The Client will not compromise or settle the case without the written consent of the Attorneys. Nor will the Attorneys compromise or settle the case without the consent of the Client. In consideration of the Attorneys’ agreement to represent the Client in the case, the Client agrees not to accept any offer of settlement which does not include a monetary component sufficient to insure that the Attorneys receive a reasonable fee as defined in paragraph IV above.
IX. Termination of Attorney-Client Relationship
Attorneys may terminate their portion of this Agreement and withdraw at any time upon giving reasonable notice in writing to Client. Client shall have the option to terminate this Agreement without particular cause by giving Attorneys written notice of termination. If the Client terminates, Attorneys shall be entitled to be paid for all hours actually worked prior to receipt of written notice of termination. This attorneys’ fee shall be paid as soon as possible by the Client but, in any circumstance, shall be paid prior to any payment of any fee to any other counsel or distribution of any proceeds to any person. Attorneys are given a lien by the Client against any monies recovered for this claim in order to insure such payment.

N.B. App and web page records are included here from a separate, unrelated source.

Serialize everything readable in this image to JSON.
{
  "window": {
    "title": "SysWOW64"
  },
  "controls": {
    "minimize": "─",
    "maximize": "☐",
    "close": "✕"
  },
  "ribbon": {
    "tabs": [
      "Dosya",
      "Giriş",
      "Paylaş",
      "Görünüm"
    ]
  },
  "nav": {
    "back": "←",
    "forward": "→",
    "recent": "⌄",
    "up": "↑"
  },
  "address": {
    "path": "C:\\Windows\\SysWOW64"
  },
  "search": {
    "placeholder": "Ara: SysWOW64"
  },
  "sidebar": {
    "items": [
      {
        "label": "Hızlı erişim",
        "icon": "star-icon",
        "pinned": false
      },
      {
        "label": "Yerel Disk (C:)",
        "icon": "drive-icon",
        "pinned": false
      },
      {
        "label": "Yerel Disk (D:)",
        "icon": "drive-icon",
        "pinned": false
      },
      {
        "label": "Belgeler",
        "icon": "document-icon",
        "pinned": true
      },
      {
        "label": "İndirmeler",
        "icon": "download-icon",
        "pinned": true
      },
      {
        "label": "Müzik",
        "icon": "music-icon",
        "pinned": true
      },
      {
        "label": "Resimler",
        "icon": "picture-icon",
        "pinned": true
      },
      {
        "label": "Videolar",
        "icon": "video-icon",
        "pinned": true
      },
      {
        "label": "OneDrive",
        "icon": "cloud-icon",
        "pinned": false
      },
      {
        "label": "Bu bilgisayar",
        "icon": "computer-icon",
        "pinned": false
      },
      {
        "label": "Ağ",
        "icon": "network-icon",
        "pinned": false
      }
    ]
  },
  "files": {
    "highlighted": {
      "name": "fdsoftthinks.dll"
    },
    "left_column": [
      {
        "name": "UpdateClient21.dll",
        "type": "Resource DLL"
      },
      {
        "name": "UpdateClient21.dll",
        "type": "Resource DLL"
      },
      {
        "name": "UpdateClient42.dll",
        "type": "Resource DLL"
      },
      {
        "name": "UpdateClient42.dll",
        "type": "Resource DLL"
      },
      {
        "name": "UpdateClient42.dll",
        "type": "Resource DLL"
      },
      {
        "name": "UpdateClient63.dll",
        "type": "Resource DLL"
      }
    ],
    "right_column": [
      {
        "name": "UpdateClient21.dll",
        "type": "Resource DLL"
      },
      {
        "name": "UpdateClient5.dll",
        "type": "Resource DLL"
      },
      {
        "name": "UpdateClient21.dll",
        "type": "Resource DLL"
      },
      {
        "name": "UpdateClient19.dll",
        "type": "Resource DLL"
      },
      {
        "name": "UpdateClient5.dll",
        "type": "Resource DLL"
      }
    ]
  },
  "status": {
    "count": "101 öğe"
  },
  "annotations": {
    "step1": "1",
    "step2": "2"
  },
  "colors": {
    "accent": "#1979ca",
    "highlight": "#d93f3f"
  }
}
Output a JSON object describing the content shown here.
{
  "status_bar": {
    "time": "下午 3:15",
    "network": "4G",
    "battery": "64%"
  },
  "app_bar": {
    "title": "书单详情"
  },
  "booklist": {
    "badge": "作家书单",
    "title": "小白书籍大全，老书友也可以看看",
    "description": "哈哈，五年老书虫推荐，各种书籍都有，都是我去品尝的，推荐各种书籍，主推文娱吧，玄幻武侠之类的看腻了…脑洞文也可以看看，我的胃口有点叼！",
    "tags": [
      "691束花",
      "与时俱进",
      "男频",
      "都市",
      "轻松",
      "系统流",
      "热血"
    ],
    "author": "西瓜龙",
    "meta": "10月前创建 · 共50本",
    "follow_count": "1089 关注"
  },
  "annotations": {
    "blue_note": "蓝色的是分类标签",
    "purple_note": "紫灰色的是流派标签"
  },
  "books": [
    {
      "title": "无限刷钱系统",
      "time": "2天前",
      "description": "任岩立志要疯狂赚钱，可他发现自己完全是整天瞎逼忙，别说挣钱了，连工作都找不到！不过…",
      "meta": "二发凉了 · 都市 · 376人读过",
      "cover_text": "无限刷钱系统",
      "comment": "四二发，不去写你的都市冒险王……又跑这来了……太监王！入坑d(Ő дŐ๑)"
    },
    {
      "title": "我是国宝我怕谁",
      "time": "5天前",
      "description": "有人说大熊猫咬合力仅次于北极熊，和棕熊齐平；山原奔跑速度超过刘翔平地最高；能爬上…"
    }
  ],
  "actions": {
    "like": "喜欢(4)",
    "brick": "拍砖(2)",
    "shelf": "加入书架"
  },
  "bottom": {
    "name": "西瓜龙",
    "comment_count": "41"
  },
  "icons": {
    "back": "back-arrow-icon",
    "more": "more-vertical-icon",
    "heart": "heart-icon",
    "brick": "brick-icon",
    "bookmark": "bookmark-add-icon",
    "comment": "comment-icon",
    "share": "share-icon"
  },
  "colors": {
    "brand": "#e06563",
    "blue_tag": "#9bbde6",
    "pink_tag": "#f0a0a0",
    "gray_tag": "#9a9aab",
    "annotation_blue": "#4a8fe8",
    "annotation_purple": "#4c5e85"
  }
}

All clients agree and understand that decisions about settlement of this action must involve a unanimous agreement of all clients. Attorneys shall have no authority to settle unless all clients agree.
By their signatures below, the parties acknowledge that they have read this agreement and understand its contents, that it fairly, accurately, and completely describes the agreement made between them, and that there are no agreements or representations between them not set forth herein. This agreement supersedes any and all prior agreements between the parties.
KENNEDY & OLIVER. P.C.